## [Work task]
Write an exact copy of the entries below that leaves out all pictures.

## [Items from a data source]
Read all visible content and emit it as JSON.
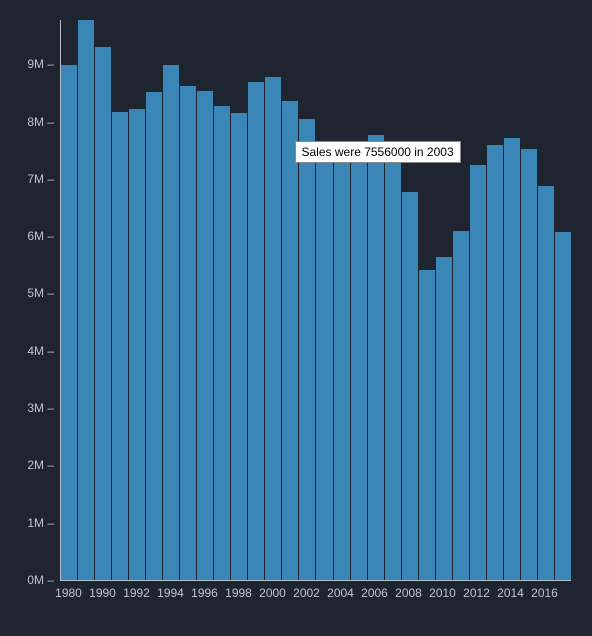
{
  "chart_data": {
    "type": "bar",
    "categories": [
      1980,
      1989,
      1990,
      1991,
      1992,
      1993,
      1994,
      1995,
      1996,
      1997,
      1998,
      1999,
      2000,
      2001,
      2002,
      2003,
      2004,
      2005,
      2006,
      2007,
      2008,
      2009,
      2010,
      2011,
      2012,
      2013,
      2014,
      2015,
      2016,
      2017
    ],
    "values": [
      8979000,
      9772000,
      9301000,
      8175000,
      8213000,
      8518000,
      8991000,
      8620000,
      8527000,
      8272000,
      8142000,
      8698000,
      8778000,
      8352000,
      8042000,
      7556000,
      7483000,
      7660000,
      7762000,
      7562000,
      6769000,
      5402000,
      5636000,
      6089000,
      7243000,
      7586000,
      7708000,
      7517000,
      6873000,
      6081000
    ],
    "ylabel": "",
    "xlabel": "",
    "ylim": [
      0,
      9772000
    ],
    "y_ticks": [
      {
        "v": 0,
        "label": "0M"
      },
      {
        "v": 1000000,
        "label": "1M"
      },
      {
        "v": 2000000,
        "label": "2M"
      },
      {
        "v": 3000000,
        "label": "3M"
      },
      {
        "v": 4000000,
        "label": "4M"
      },
      {
        "v": 5000000,
        "label": "5M"
      },
      {
        "v": 6000000,
        "label": "6M"
      },
      {
        "v": 7000000,
        "label": "7M"
      },
      {
        "v": 8000000,
        "label": "8M"
      },
      {
        "v": 9000000,
        "label": "9M"
      }
    ],
    "x_tick_labels": [
      1980,
      1990,
      1992,
      1994,
      1996,
      1998,
      2000,
      2002,
      2004,
      2006,
      2008,
      2010,
      2012,
      2014,
      2016
    ]
  },
  "tooltip": {
    "text": "Sales were 7556000 in 2003",
    "year": 2003
  }
}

## [Result of the exercise]
Read all visible content and emit it as JSON.
{
  "chart_data": {
    "type": "bar",
    "categories": [
      1980,
      1989,
      1990,
      1991,
      1992,
      1993,
      1994,
      1995,
      1996,
      1997,
      1998,
      1999,
      2000,
      2001,
      2002,
      2003,
      2004,
      2005,
      2006,
      2007,
      2008,
      2009,
      2010,
      2011,
      2012,
      2013,
      2014,
      2015,
      2016,
      2017
    ],
    "values": [
      8979000,
      9772000,
      9301000,
      8175000,
      8213000,
      8518000,
      8991000,
      8620000,
      8527000,
      8272000,
      8142000,
      8698000,
      8778000,
      8352000,
      8042000,
      7556000,
      7483000,
      7660000,
      7762000,
      7562000,
      6769000,
      5402000,
      5636000,
      6089000,
      7243000,
      7586000,
      7708000,
      7517000,
      6873000,
      6081000
    ],
    "ylabel": "",
    "xlabel": "",
    "ylim": [
      0,
      9772000
    ],
    "y_ticks": [
      {
        "v": 0,
        "label": "0M"
      },
      {
        "v": 1000000,
        "label": "1M"
      },
      {
        "v": 2000000,
        "label": "2M"
      },
      {
        "v": 3000000,
        "label": "3M"
      },
      {
        "v": 4000000,
        "label": "4M"
      },
      {
        "v": 5000000,
        "label": "5M"
      },
      {
        "v": 6000000,
        "label": "6M"
      },
      {
        "v": 7000000,
        "label": "7M"
      },
      {
        "v": 8000000,
        "label": "8M"
      },
      {
        "v": 9000000,
        "label": "9M"
      }
    ],
    "x_tick_labels": [
      1980,
      1990,
      1992,
      1994,
      1996,
      1998,
      2000,
      2002,
      2004,
      2006,
      2008,
      2010,
      2012,
      2014,
      2016
    ]
  },
  "tooltip": {
    "text": "Sales were 7556000 in 2003",
    "year": 2003
  }
}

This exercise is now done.